Task to complete
Return all of the entries word for word, but omit the pictures they contain.

Start of Block

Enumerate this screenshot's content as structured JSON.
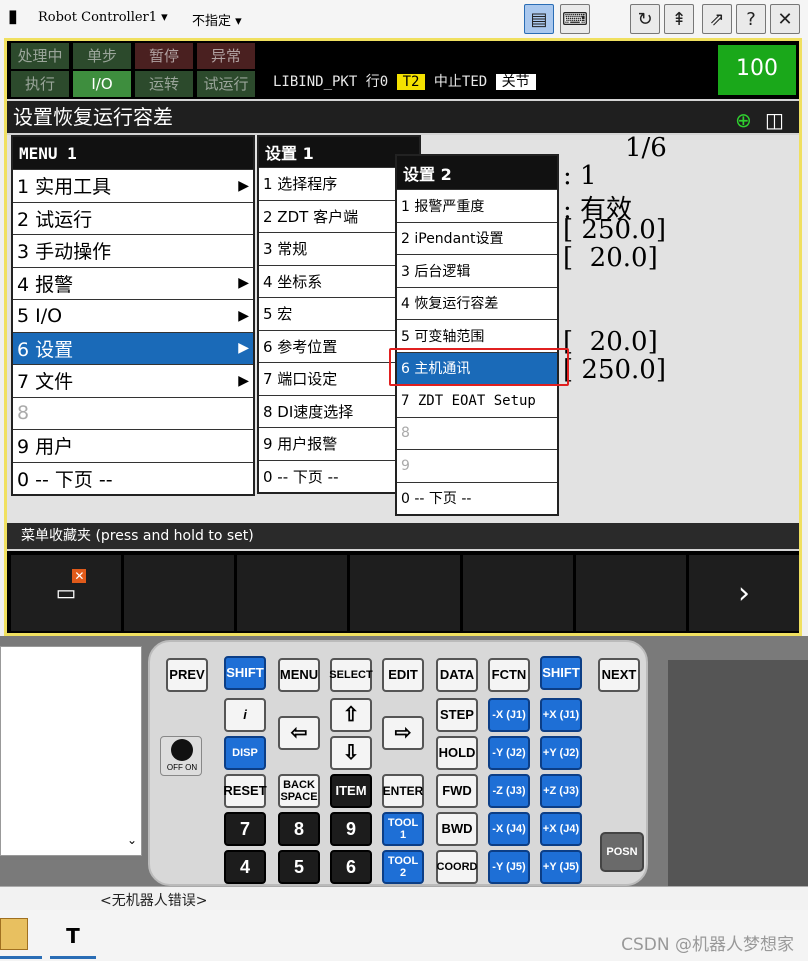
{
  "titlebar": {
    "controller": "Robot Controller1",
    "mode": "不指定"
  },
  "status": {
    "row1": [
      "处理中",
      "单步",
      "暂停",
      "异常"
    ],
    "row2": [
      "执行",
      "I/O",
      "运转",
      "试运行"
    ],
    "program": "LIBIND_PKT",
    "line": "行0",
    "mode_badge": "T2",
    "state": "中止TED",
    "joint_badge": "关节",
    "override": "100"
  },
  "header": {
    "title": "设置恢复运行容差"
  },
  "background_values": {
    "page": "1/6",
    "v1": ": 1",
    "v2": ": 有效",
    "v3": "[ 250.0]",
    "v4": "[  20.0]",
    "v5": "[  20.0]",
    "v6": "[ 250.0]"
  },
  "menu1": {
    "title": "MENU  1",
    "items": [
      {
        "label": "1 实用工具",
        "sub": "▶"
      },
      {
        "label": "2 试运行",
        "sub": ""
      },
      {
        "label": "3 手动操作",
        "sub": ""
      },
      {
        "label": "4 报警",
        "sub": "▶"
      },
      {
        "label": "5 I/O",
        "sub": "▶"
      },
      {
        "label": "6 设置",
        "sub": "▶"
      },
      {
        "label": "7 文件",
        "sub": "▶"
      },
      {
        "label": "8",
        "sub": ""
      },
      {
        "label": "9 用户",
        "sub": ""
      },
      {
        "label": "0 -- 下页 --",
        "sub": ""
      }
    ]
  },
  "menu2": {
    "title": "设置  1",
    "items": [
      "1 选择程序",
      "2 ZDT 客户端",
      "3 常规",
      "4 坐标系",
      "5 宏",
      "6 参考位置",
      "7 端口设定",
      "8 DI速度选择",
      "9 用户报警",
      "0 -- 下页 --"
    ]
  },
  "menu3": {
    "title": "设置  2",
    "items": [
      "1 报警严重度",
      "2 iPendant设置",
      "3 后台逻辑",
      "4 恢复运行容差",
      "5 可变轴范围",
      "6 主机通讯",
      "7 ZDT EOAT Setup",
      "8",
      "9",
      "0 -- 下页 --"
    ]
  },
  "favorites": "菜单收藏夹 (press and hold to set)",
  "keys": {
    "prev": "PREV",
    "shift": "SHIFT",
    "menu": "MENU",
    "select": "SELECT",
    "edit": "EDIT",
    "data": "DATA",
    "fctn": "FCTN",
    "next": "NEXT",
    "info": "i",
    "disp": "DISP",
    "step": "STEP",
    "hold": "HOLD",
    "fwd": "FWD",
    "bwd": "BWD",
    "coord": "COORD",
    "reset": "RESET",
    "backspace": "BACK SPACE",
    "item": "ITEM",
    "enter": "ENTER",
    "tool1": "TOOL 1",
    "tool2": "TOOL 2",
    "n7": "7",
    "n8": "8",
    "n9": "9",
    "n4": "4",
    "n5": "5",
    "n6": "6",
    "mx": "-X (J1)",
    "px": "+X (J1)",
    "my": "-Y (J2)",
    "py": "+Y (J2)",
    "mz": "-Z (J3)",
    "pz": "+Z (J3)",
    "mj4": "-X (J4)",
    "pj4": "+X (J4)",
    "mj5": "-Y (J5)",
    "pj5": "+Y (J5)",
    "posn": "POSN",
    "off_on": "OFF ON"
  },
  "bottom": {
    "alarm": "<无机器人错误>",
    "watermark": "CSDN @机器人梦想家",
    "task_t": "T"
  }
}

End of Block

Completed exercise
Enumerate this screenshot's content as structured JSON.
{
  "titlebar": {
    "controller": "Robot Controller1",
    "mode": "不指定"
  },
  "status": {
    "row1": [
      "处理中",
      "单步",
      "暂停",
      "异常"
    ],
    "row2": [
      "执行",
      "I/O",
      "运转",
      "试运行"
    ],
    "program": "LIBIND_PKT",
    "line": "行0",
    "mode_badge": "T2",
    "state": "中止TED",
    "joint_badge": "关节",
    "override": "100"
  },
  "header": {
    "title": "设置恢复运行容差"
  },
  "background_values": {
    "page": "1/6",
    "v1": ": 1",
    "v2": ": 有效",
    "v3": "[ 250.0]",
    "v4": "[  20.0]",
    "v5": "[  20.0]",
    "v6": "[ 250.0]"
  },
  "menu1": {
    "title": "MENU  1",
    "items": [
      {
        "label": "1 实用工具",
        "sub": "▶"
      },
      {
        "label": "2 试运行",
        "sub": ""
      },
      {
        "label": "3 手动操作",
        "sub": ""
      },
      {
        "label": "4 报警",
        "sub": "▶"
      },
      {
        "label": "5 I/O",
        "sub": "▶"
      },
      {
        "label": "6 设置",
        "sub": "▶"
      },
      {
        "label": "7 文件",
        "sub": "▶"
      },
      {
        "label": "8",
        "sub": ""
      },
      {
        "label": "9 用户",
        "sub": ""
      },
      {
        "label": "0 -- 下页 --",
        "sub": ""
      }
    ]
  },
  "menu2": {
    "title": "设置  1",
    "items": [
      "1 选择程序",
      "2 ZDT 客户端",
      "3 常规",
      "4 坐标系",
      "5 宏",
      "6 参考位置",
      "7 端口设定",
      "8 DI速度选择",
      "9 用户报警",
      "0 -- 下页 --"
    ]
  },
  "menu3": {
    "title": "设置  2",
    "items": [
      "1 报警严重度",
      "2 iPendant设置",
      "3 后台逻辑",
      "4 恢复运行容差",
      "5 可变轴范围",
      "6 主机通讯",
      "7 ZDT EOAT Setup",
      "8",
      "9",
      "0 -- 下页 --"
    ]
  },
  "favorites": "菜单收藏夹 (press and hold to set)",
  "keys": {
    "prev": "PREV",
    "shift": "SHIFT",
    "menu": "MENU",
    "select": "SELECT",
    "edit": "EDIT",
    "data": "DATA",
    "fctn": "FCTN",
    "next": "NEXT",
    "info": "i",
    "disp": "DISP",
    "step": "STEP",
    "hold": "HOLD",
    "fwd": "FWD",
    "bwd": "BWD",
    "coord": "COORD",
    "reset": "RESET",
    "backspace": "BACK SPACE",
    "item": "ITEM",
    "enter": "ENTER",
    "tool1": "TOOL 1",
    "tool2": "TOOL 2",
    "n7": "7",
    "n8": "8",
    "n9": "9",
    "n4": "4",
    "n5": "5",
    "n6": "6",
    "mx": "-X (J1)",
    "px": "+X (J1)",
    "my": "-Y (J2)",
    "py": "+Y (J2)",
    "mz": "-Z (J3)",
    "pz": "+Z (J3)",
    "mj4": "-X (J4)",
    "pj4": "+X (J4)",
    "mj5": "-Y (J5)",
    "pj5": "+Y (J5)",
    "posn": "POSN",
    "off_on": "OFF ON"
  },
  "bottom": {
    "alarm": "<无机器人错误>",
    "watermark": "CSDN @机器人梦想家",
    "task_t": "T"
  }
}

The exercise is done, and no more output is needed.